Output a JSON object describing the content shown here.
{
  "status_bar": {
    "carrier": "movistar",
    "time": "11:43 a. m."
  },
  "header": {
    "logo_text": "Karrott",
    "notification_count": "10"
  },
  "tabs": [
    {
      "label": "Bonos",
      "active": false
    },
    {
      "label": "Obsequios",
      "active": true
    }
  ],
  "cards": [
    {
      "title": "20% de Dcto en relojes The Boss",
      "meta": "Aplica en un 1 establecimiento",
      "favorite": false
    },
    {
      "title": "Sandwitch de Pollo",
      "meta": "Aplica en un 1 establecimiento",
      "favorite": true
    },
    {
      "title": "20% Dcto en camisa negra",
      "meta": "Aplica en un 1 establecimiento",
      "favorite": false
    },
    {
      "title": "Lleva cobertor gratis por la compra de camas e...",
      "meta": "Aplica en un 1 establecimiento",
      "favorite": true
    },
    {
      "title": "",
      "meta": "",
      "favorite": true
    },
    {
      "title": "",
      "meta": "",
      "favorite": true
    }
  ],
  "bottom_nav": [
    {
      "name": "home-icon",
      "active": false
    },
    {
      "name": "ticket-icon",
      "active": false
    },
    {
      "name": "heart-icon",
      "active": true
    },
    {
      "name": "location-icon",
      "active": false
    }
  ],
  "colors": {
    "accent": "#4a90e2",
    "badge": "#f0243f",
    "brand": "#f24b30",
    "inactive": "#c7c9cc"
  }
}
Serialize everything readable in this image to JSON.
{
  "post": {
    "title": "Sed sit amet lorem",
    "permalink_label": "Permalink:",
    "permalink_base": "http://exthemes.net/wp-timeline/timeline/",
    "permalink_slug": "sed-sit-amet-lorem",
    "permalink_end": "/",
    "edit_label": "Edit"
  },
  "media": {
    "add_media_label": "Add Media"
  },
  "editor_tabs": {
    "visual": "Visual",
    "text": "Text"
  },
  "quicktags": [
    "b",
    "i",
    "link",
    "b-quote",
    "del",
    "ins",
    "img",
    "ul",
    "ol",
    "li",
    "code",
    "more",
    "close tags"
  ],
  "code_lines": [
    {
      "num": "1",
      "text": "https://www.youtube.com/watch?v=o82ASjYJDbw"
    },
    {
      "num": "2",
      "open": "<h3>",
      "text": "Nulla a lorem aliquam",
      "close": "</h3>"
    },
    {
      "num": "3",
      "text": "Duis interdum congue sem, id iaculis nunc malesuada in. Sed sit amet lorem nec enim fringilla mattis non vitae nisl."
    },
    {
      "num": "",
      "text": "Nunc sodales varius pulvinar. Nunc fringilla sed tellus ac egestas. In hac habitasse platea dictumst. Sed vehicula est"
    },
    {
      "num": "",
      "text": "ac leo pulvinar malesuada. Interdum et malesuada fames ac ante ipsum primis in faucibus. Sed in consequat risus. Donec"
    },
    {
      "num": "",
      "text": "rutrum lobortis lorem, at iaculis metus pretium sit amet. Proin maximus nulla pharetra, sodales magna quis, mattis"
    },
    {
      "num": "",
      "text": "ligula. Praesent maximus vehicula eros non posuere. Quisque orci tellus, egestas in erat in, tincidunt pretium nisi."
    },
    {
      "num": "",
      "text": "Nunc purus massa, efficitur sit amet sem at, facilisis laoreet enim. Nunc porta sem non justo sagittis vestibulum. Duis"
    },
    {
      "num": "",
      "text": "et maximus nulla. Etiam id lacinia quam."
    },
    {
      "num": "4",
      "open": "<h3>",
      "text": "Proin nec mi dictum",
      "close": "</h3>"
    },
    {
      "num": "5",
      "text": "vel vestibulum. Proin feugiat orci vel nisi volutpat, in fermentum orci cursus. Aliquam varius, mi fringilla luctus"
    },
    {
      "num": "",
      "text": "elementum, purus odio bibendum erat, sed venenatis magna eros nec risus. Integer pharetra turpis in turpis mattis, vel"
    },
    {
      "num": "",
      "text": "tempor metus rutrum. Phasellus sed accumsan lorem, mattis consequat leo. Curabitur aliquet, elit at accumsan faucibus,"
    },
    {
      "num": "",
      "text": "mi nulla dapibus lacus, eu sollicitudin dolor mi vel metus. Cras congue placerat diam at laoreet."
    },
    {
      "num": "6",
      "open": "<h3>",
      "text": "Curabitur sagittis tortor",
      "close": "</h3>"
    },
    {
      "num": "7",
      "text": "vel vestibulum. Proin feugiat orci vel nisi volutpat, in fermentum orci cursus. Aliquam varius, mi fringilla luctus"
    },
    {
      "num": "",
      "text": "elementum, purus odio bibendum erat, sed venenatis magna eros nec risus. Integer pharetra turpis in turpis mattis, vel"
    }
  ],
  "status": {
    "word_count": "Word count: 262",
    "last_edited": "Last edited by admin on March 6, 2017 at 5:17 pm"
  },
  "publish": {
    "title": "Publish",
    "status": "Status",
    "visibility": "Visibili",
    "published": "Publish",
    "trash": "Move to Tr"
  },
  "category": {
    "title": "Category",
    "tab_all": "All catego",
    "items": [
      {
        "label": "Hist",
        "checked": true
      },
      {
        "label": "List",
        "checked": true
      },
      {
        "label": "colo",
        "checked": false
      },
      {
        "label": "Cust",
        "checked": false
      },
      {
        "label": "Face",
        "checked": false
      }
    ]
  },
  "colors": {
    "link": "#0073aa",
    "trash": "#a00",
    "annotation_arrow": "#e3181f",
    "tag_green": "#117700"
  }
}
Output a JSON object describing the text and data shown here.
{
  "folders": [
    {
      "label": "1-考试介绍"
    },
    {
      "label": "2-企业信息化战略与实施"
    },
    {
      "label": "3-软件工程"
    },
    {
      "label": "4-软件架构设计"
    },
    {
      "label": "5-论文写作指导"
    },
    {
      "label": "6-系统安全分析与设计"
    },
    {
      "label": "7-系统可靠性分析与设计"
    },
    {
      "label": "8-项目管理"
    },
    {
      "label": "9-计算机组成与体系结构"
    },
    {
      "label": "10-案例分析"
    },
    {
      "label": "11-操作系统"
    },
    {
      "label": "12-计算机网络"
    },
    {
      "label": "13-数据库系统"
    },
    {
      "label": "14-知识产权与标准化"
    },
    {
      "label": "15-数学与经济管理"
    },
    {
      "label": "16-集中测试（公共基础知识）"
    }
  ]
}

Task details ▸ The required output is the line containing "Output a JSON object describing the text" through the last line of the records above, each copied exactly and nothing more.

Solution to this task ▸
Output a JSON object describing the text and data shown here.
{
  "folders": [
    {
      "label": "1-考试介绍"
    },
    {
      "label": "2-企业信息化战略与实施"
    },
    {
      "label": "3-软件工程"
    },
    {
      "label": "4-软件架构设计"
    },
    {
      "label": "5-论文写作指导"
    },
    {
      "label": "6-系统安全分析与设计"
    },
    {
      "label": "7-系统可靠性分析与设计"
    },
    {
      "label": "8-项目管理"
    },
    {
      "label": "9-计算机组成与体系结构"
    },
    {
      "label": "10-案例分析"
    },
    {
      "label": "11-操作系统"
    },
    {
      "label": "12-计算机网络"
    },
    {
      "label": "13-数据库系统"
    },
    {
      "label": "14-知识产权与标准化"
    },
    {
      "label": "15-数学与经济管理"
    },
    {
      "label": "16-集中测试（公共基础知识）"
    }
  ]
}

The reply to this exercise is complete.